In this case, the CBA stated:
The parties to this Agreement recognize and understand that it would be inconsistent with the industry custom and practice to prohibit individuals, under normal working conditions, during the first half of the shift, a fifteen (15) minute unorganized break at his or her assigned work area. If an employee is scheduled to work ten (10) or more hours in any given day, he will be given a second fifteen (15) minute, unorganized break at the place of work during the second half of the shift between the sixth and ninth hour.
The court concluded this language met the requirements of the exemption for rest periods. Here, the break provided by the CBA is five minutes longer than the 10-minute break provided under the Labor Code.
In addition, the CBA requires that any disputes or grievances shall be processed in accordance with the grievance and arbitration provisions of the contract. Therefore, since Zayerz was covered by a valid collective bargaining agreement that offered “equivalent protection” as that found in Wage Order 16, the court concluded his rest period claims were thereby exempt. Moreover, because the meal and rest period claims were exempted by the CBA, the court similarly dismissed the plaintiff’s other “derivative” claims for paystub violations and PAGA claims since the underlying claims were precluded by the CBA.
Lesson: Your CBA Can Provide Relief, But Only If Properly Written

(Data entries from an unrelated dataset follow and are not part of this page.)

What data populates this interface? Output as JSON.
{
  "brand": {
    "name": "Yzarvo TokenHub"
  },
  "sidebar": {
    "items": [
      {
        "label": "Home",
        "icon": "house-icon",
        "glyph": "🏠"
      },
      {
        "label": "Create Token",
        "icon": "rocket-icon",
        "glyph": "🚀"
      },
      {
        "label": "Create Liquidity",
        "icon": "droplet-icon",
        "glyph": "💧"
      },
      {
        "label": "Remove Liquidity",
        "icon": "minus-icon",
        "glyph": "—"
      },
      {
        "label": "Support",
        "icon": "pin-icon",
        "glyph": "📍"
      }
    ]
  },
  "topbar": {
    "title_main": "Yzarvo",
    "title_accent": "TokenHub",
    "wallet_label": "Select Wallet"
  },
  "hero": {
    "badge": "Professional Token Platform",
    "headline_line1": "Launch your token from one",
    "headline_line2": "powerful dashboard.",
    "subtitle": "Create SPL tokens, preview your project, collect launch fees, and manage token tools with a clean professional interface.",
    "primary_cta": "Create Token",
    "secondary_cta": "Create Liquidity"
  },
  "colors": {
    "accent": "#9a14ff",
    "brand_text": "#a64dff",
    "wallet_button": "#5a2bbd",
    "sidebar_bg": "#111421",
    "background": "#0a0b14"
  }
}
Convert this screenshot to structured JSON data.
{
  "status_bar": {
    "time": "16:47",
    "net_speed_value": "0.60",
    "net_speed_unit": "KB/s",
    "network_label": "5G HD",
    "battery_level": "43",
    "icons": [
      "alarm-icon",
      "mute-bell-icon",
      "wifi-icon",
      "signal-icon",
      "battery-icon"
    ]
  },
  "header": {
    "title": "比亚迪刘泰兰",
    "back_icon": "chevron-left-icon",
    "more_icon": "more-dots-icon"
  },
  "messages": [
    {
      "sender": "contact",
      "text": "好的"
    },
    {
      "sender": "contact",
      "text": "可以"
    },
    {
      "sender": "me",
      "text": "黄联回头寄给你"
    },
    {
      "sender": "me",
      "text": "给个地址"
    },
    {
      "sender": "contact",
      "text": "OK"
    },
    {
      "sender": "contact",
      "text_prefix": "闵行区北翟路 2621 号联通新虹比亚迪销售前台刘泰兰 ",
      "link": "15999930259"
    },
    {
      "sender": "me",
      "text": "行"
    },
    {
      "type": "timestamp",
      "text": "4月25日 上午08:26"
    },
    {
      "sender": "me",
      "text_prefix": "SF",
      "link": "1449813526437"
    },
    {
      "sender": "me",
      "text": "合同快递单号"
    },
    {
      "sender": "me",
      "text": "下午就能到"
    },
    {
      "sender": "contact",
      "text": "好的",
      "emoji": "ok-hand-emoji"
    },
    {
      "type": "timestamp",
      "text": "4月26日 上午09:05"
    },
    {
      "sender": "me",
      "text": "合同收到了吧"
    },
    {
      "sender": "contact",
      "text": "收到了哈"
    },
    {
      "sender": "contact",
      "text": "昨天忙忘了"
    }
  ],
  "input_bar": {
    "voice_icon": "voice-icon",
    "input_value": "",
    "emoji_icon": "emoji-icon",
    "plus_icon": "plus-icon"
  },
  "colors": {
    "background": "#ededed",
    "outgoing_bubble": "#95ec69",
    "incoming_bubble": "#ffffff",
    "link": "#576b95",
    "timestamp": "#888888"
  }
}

The important lesson here is that having a CBA does not automatically insulate you from liability for state law meal and rest period claims. As they say, the devil is in the details. This case underscores that for an employer in a covered industry to take advantage of the exemption for meal periods, the CBA must “expressly provide” for wages, hours, and working conditions, as well as “expressly provide” for meal periods and rest periods, and rest periods must provide “equivalent protection” as state law. A CBA that is vague or silent on these issues is not going to cut it; your contract must clearly detail these issues.
But as this case illustrates, a well-written CBA can afford relief from state law claims over these vexatious issues. Overall, this case creates good public policy. You should not be liable under state law if you have agreed in good faith to different terms with the union, when the terms offer similar (if not more generous) protections. Even most labor unions would agree that the contract should prevail if the parties negotiated terms that appear in a CBA.

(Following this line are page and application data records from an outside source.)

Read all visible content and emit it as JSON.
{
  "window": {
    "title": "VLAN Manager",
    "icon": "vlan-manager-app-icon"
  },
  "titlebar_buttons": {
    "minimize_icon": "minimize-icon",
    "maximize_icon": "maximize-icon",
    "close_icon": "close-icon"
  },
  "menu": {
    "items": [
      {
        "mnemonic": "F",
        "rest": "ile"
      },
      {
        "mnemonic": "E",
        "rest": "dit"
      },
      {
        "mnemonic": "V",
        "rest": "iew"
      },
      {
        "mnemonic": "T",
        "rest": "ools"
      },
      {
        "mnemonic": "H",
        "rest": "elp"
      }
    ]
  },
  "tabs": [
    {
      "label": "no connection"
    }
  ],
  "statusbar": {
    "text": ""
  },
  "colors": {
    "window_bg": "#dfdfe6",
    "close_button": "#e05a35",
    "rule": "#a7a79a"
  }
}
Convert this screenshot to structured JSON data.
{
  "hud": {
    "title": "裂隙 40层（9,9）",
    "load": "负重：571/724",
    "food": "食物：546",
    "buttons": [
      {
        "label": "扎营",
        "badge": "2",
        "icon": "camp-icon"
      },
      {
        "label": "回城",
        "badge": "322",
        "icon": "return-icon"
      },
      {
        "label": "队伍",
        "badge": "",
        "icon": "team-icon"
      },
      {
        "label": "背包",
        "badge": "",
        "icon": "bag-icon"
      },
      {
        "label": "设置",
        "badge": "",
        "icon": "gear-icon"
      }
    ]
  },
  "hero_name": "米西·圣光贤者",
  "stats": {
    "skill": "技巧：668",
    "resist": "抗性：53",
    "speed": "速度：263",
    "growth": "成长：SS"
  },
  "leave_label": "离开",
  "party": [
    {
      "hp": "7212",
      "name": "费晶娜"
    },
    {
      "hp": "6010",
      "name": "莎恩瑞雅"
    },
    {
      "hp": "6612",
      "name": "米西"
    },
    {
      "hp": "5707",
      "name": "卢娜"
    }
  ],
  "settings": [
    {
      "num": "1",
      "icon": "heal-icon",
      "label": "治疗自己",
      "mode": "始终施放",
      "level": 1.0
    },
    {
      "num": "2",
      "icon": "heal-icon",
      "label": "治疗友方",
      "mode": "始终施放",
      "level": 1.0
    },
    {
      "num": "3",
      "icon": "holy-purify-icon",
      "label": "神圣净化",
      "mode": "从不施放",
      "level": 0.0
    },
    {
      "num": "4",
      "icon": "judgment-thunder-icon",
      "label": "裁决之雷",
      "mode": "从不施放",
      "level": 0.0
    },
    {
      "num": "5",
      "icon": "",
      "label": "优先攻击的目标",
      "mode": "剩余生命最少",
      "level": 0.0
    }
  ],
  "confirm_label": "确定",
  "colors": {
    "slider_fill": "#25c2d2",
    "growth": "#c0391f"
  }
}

While nonunion employers in California might desire similar flexibility regarding meal and rest period issues, this leeway is currently extended only to unionized employers in specific industries. But employers that fit within these union parameters should work with labor counsel and pay close attention to your contract language (both existing and language proposed during negotiations) to benefit from this potential exemption.